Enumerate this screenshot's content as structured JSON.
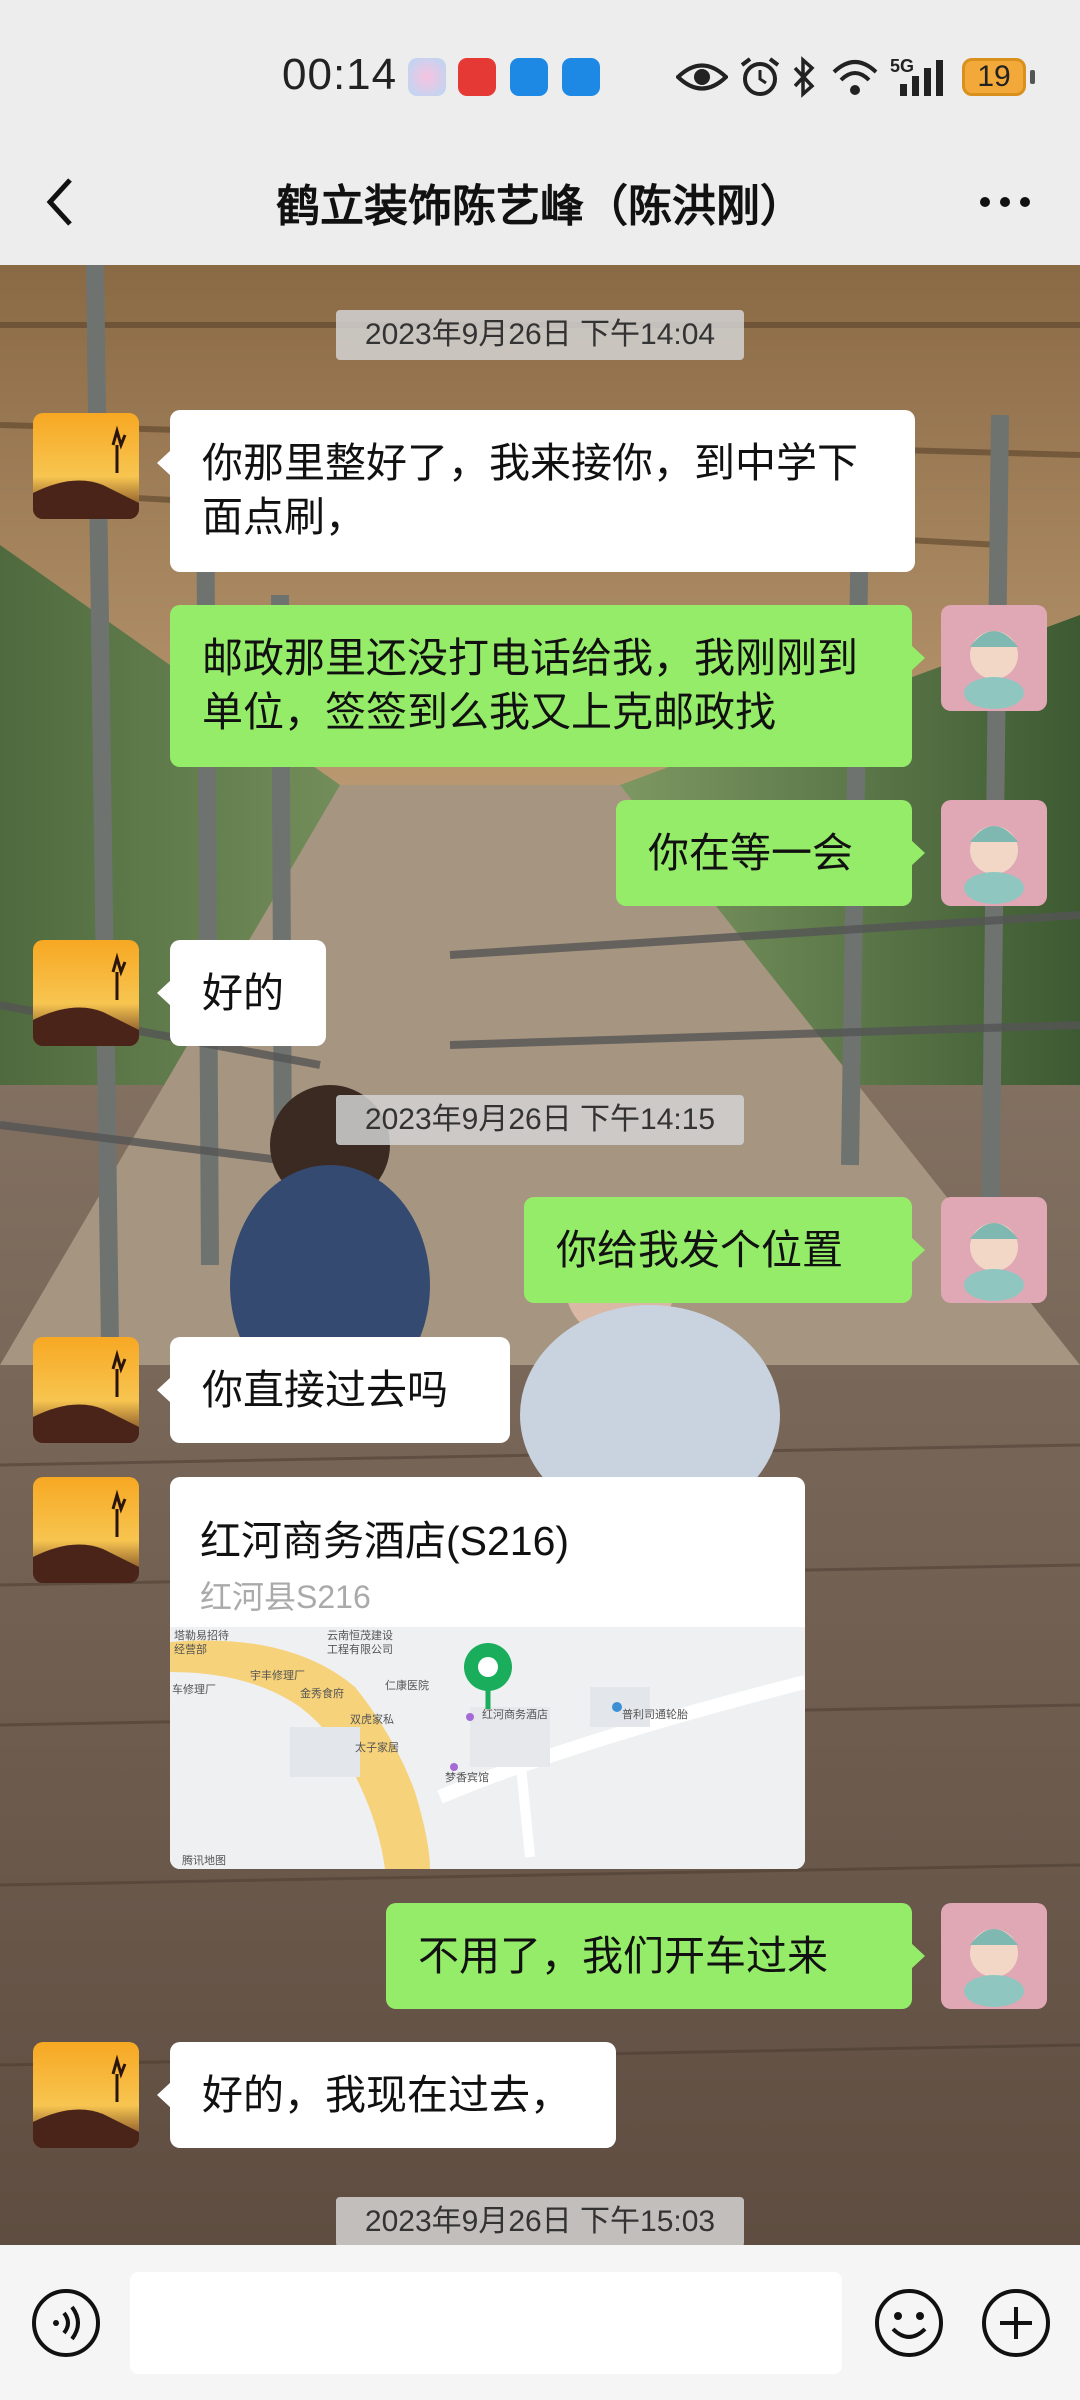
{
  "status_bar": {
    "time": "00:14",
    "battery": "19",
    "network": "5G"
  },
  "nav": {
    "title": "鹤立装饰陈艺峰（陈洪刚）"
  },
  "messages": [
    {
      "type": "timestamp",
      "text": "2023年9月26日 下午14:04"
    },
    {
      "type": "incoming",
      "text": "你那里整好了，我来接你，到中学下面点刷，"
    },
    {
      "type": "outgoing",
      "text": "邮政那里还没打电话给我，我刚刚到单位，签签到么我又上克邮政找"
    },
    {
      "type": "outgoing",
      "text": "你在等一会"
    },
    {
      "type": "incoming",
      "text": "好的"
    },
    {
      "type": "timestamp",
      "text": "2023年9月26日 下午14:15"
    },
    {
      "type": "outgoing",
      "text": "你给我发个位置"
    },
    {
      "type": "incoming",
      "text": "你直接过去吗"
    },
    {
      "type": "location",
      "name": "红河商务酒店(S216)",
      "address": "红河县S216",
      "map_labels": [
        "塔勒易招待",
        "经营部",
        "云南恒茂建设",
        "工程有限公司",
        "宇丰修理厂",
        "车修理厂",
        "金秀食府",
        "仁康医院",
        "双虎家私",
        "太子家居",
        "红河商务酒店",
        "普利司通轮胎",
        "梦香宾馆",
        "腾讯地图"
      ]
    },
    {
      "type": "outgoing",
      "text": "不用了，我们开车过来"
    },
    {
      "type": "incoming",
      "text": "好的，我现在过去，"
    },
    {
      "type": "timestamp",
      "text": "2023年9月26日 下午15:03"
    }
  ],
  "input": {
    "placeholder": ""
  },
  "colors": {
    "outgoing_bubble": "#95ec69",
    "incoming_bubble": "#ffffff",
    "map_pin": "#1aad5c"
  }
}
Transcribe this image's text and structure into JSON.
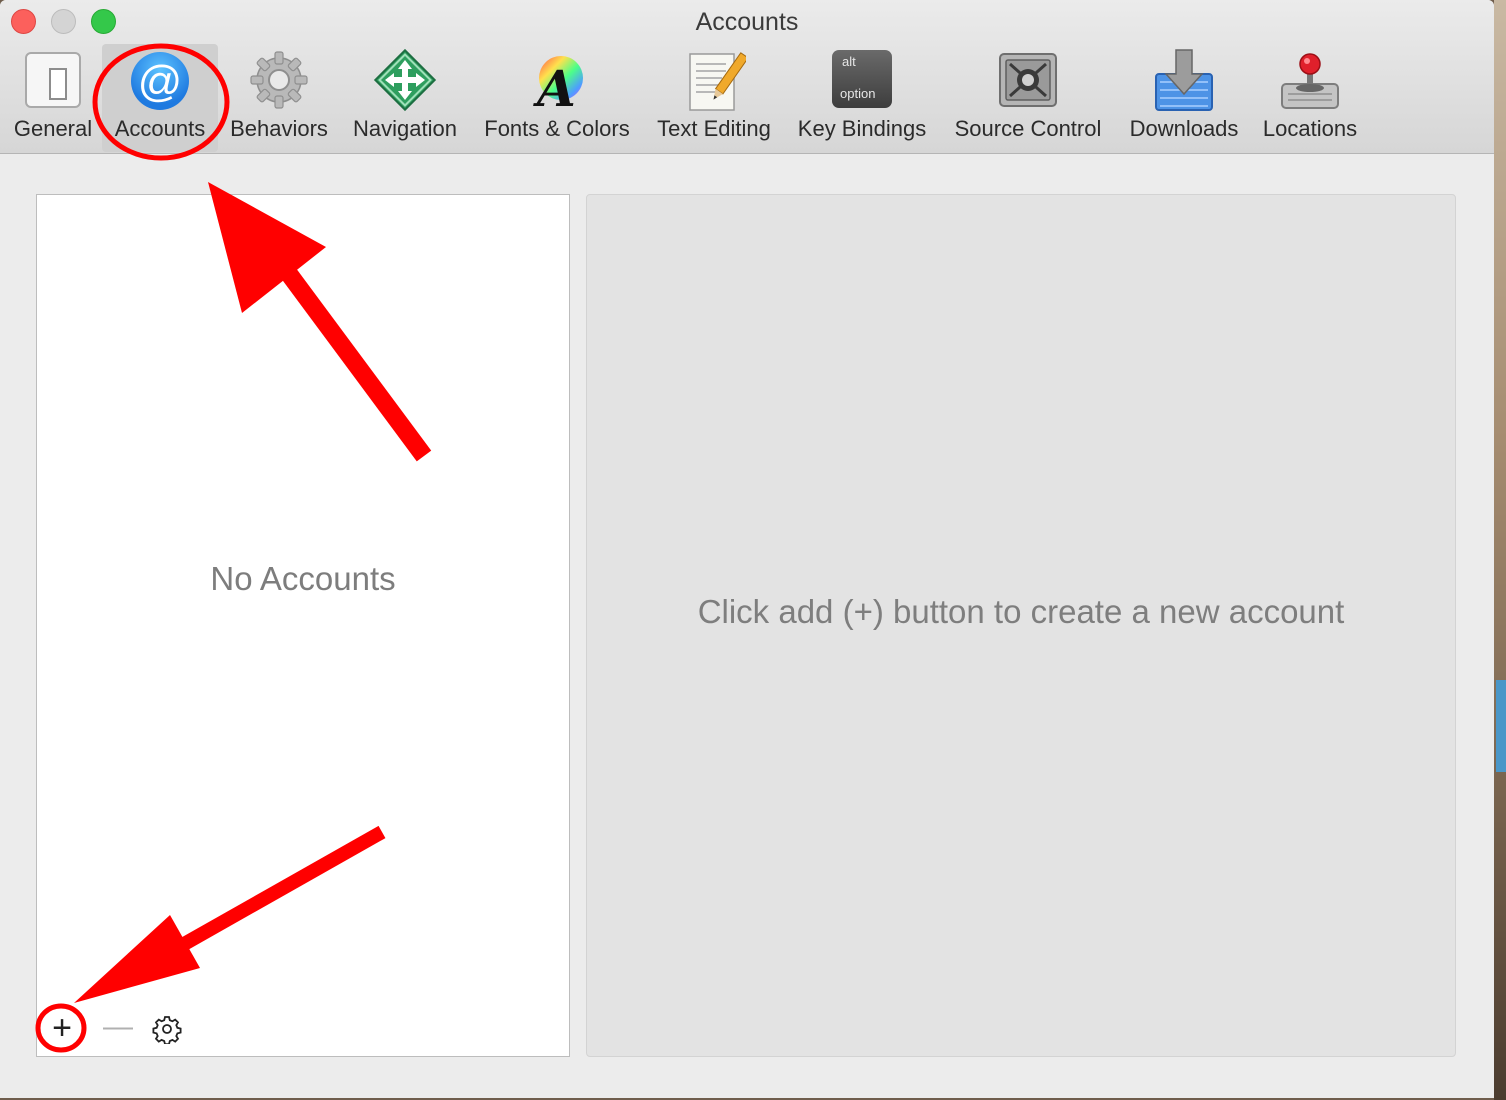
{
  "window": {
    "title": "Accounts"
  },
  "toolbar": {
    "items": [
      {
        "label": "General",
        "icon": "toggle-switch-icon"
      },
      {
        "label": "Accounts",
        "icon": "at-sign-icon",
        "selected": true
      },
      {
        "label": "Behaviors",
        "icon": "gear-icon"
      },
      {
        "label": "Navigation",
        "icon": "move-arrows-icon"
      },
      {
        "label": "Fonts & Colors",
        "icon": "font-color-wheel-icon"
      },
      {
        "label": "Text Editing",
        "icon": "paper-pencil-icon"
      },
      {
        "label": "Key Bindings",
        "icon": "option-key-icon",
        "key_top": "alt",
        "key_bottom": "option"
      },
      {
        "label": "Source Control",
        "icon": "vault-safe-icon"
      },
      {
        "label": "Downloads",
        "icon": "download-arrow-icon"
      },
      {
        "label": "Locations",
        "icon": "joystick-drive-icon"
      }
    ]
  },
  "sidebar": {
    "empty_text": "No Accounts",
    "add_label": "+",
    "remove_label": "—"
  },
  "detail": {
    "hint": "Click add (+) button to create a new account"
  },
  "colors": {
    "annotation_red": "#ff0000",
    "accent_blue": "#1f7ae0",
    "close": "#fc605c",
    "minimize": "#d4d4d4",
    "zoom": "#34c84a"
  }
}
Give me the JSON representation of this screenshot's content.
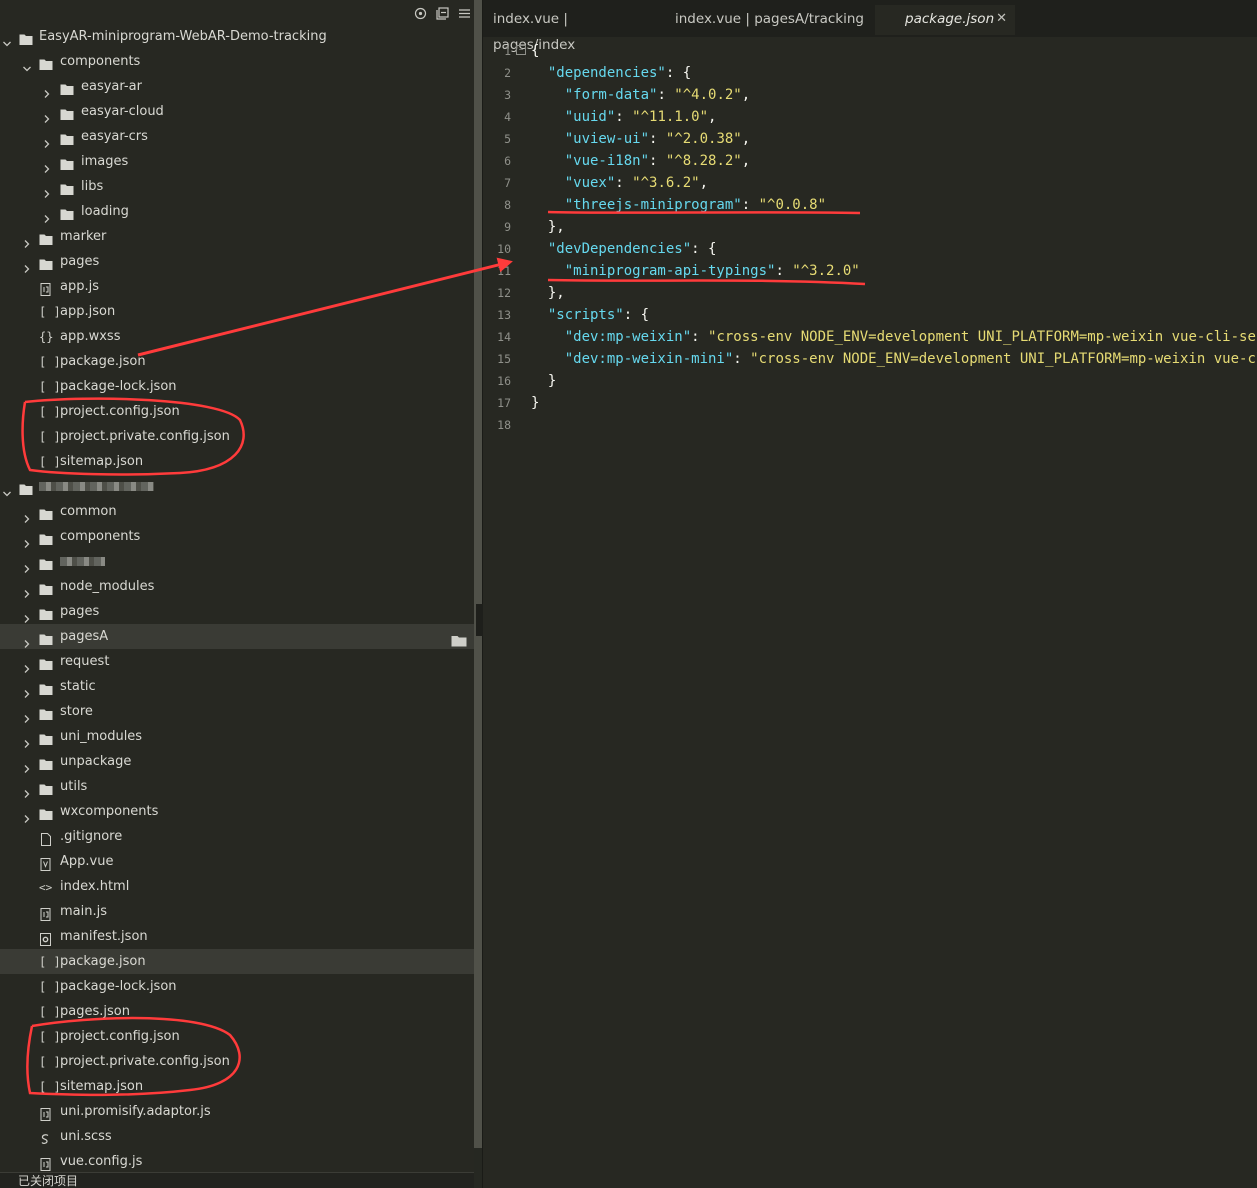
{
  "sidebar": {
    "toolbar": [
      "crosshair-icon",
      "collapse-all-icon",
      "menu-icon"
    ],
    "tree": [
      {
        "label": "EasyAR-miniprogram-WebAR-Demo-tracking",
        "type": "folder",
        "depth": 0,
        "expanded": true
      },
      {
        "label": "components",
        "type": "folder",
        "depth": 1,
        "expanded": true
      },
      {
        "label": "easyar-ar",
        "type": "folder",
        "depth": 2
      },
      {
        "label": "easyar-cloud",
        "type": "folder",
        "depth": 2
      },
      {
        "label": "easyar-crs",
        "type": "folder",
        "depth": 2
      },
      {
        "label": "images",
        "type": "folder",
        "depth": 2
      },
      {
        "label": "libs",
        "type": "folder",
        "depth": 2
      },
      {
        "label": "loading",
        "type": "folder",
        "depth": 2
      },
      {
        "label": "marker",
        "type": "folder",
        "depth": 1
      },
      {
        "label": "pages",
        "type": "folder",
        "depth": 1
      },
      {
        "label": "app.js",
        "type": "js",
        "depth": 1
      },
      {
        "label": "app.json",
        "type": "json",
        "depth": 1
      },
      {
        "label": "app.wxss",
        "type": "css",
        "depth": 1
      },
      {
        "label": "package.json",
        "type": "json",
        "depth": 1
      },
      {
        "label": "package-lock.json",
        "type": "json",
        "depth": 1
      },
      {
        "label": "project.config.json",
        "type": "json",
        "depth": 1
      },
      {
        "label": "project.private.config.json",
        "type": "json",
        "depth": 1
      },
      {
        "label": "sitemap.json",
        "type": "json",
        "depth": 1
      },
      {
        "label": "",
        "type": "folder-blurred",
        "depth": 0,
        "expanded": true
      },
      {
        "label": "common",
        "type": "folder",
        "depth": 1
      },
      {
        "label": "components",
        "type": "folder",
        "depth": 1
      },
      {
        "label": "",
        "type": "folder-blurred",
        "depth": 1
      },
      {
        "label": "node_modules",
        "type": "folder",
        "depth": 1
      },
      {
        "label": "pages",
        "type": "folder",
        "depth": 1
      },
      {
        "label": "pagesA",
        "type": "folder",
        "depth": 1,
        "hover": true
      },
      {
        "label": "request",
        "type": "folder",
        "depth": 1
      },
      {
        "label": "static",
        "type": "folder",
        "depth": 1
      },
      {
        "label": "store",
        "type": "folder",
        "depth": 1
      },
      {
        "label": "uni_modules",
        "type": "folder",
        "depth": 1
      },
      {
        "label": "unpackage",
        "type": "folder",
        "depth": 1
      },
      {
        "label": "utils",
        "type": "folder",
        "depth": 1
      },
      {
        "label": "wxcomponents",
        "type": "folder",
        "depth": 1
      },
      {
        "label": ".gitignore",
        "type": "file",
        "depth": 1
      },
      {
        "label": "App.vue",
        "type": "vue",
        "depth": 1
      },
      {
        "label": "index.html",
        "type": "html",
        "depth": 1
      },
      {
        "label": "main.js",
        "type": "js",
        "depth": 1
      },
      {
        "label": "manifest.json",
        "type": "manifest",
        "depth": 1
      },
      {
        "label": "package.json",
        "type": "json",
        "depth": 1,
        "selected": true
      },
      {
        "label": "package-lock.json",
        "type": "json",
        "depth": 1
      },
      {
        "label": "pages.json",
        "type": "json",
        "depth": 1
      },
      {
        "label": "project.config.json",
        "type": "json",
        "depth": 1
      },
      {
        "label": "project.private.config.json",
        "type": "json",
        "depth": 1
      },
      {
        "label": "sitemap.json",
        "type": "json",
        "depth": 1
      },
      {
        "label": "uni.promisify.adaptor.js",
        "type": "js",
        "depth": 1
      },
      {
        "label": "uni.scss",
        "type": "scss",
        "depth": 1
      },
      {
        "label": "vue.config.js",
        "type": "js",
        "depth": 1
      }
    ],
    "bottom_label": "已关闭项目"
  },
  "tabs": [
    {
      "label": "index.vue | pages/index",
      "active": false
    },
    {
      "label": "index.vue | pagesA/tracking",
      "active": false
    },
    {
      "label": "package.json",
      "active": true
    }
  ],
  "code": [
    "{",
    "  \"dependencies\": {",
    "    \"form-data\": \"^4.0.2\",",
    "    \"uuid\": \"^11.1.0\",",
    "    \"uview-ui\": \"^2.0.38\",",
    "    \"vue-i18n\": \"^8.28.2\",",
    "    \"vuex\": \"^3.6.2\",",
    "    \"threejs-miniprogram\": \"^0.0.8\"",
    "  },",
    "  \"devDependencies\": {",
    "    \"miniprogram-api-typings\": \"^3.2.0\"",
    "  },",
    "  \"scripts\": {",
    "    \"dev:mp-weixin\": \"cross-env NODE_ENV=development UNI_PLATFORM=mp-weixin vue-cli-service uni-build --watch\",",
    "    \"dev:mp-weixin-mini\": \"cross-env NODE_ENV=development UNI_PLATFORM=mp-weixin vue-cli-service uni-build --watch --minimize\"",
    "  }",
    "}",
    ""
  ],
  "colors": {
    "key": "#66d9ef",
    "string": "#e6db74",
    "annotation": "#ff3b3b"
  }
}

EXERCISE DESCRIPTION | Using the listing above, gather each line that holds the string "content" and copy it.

SOLVED EXERCISE |
Enumerate this screenshot's content as structured JSON.
Give me the JSON representation of this screenshot's content.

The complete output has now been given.